━━ SUPPLIED INFORMATION ━━

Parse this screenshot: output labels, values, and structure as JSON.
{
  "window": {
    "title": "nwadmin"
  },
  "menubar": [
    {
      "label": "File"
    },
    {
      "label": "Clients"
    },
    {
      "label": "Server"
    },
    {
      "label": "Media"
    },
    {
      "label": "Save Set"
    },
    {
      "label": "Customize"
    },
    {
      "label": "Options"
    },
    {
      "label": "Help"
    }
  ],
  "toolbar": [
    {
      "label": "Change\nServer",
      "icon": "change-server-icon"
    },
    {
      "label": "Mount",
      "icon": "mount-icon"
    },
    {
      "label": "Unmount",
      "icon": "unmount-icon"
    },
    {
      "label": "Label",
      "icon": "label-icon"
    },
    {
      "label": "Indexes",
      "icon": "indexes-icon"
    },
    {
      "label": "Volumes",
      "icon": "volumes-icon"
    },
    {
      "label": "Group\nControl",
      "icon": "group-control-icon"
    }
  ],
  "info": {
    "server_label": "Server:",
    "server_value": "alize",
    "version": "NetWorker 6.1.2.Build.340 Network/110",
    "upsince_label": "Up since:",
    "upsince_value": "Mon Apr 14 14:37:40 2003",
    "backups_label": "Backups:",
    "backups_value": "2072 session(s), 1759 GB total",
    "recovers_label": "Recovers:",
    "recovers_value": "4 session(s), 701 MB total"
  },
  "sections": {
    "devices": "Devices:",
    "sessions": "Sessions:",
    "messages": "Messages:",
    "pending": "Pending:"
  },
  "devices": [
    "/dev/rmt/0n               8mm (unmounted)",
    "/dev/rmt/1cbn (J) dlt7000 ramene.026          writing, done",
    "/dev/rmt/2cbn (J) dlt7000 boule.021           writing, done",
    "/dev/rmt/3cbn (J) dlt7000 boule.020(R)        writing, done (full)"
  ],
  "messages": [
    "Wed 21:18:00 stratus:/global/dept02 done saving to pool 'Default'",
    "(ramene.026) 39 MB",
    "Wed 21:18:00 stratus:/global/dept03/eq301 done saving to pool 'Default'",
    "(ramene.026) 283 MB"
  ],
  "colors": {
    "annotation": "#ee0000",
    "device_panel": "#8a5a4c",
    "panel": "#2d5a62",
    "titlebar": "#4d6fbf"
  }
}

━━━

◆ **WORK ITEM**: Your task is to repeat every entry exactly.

◆ **RESPONSE AREA**:
Parse this screenshot: output labels, values, and structure as JSON.
{
  "window": {
    "title": "nwadmin"
  },
  "menubar": [
    {
      "label": "File"
    },
    {
      "label": "Clients"
    },
    {
      "label": "Server"
    },
    {
      "label": "Media"
    },
    {
      "label": "Save Set"
    },
    {
      "label": "Customize"
    },
    {
      "label": "Options"
    },
    {
      "label": "Help"
    }
  ],
  "toolbar": [
    {
      "label": "Change\nServer",
      "icon": "change-server-icon"
    },
    {
      "label": "Mount",
      "icon": "mount-icon"
    },
    {
      "label": "Unmount",
      "icon": "unmount-icon"
    },
    {
      "label": "Label",
      "icon": "label-icon"
    },
    {
      "label": "Indexes",
      "icon": "indexes-icon"
    },
    {
      "label": "Volumes",
      "icon": "volumes-icon"
    },
    {
      "label": "Group\nControl",
      "icon": "group-control-icon"
    }
  ],
  "info": {
    "server_label": "Server:",
    "server_value": "alize",
    "version": "NetWorker 6.1.2.Build.340 Network/110",
    "upsince_label": "Up since:",
    "upsince_value": "Mon Apr 14 14:37:40 2003",
    "backups_label": "Backups:",
    "backups_value": "2072 session(s), 1759 GB total",
    "recovers_label": "Recovers:",
    "recovers_value": "4 session(s), 701 MB total"
  },
  "sections": {
    "devices": "Devices:",
    "sessions": "Sessions:",
    "messages": "Messages:",
    "pending": "Pending:"
  },
  "devices": [
    "/dev/rmt/0n               8mm (unmounted)",
    "/dev/rmt/1cbn (J) dlt7000 ramene.026          writing, done",
    "/dev/rmt/2cbn (J) dlt7000 boule.021           writing, done",
    "/dev/rmt/3cbn (J) dlt7000 boule.020(R)        writing, done (full)"
  ],
  "messages": [
    "Wed 21:18:00 stratus:/global/dept02 done saving to pool 'Default'",
    "(ramene.026) 39 MB",
    "Wed 21:18:00 stratus:/global/dept03/eq301 done saving to pool 'Default'",
    "(ramene.026) 283 MB"
  ],
  "colors": {
    "annotation": "#ee0000",
    "device_panel": "#8a5a4c",
    "panel": "#2d5a62",
    "titlebar": "#4d6fbf"
  }
}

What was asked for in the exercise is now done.